■ **TASK ITEM**
An exact copy of every record, with no pictures, please.

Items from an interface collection
----------------------------------------
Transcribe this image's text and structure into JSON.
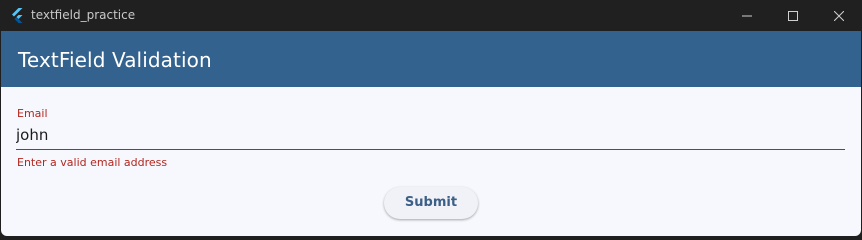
{
  "window": {
    "title": "textfield_practice",
    "app_icon": "flutter-logo-icon",
    "controls": {
      "minimize": "minimize-icon",
      "maximize": "maximize-icon",
      "close": "close-icon"
    }
  },
  "appbar": {
    "title": "TextField Validation",
    "background": "#33628f"
  },
  "form": {
    "email": {
      "label": "Email",
      "value": "john",
      "error": "Enter a valid email address",
      "error_color": "#b3261e"
    },
    "submit_label": "Submit"
  }
}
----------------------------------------
■ **RESPONSE**
Transcribe this image's text and structure into JSON.
{
  "window": {
    "title": "textfield_practice",
    "app_icon": "flutter-logo-icon",
    "controls": {
      "minimize": "minimize-icon",
      "maximize": "maximize-icon",
      "close": "close-icon"
    }
  },
  "appbar": {
    "title": "TextField Validation",
    "background": "#33628f"
  },
  "form": {
    "email": {
      "label": "Email",
      "value": "john",
      "error": "Enter a valid email address",
      "error_color": "#b3261e"
    },
    "submit_label": "Submit"
  }
}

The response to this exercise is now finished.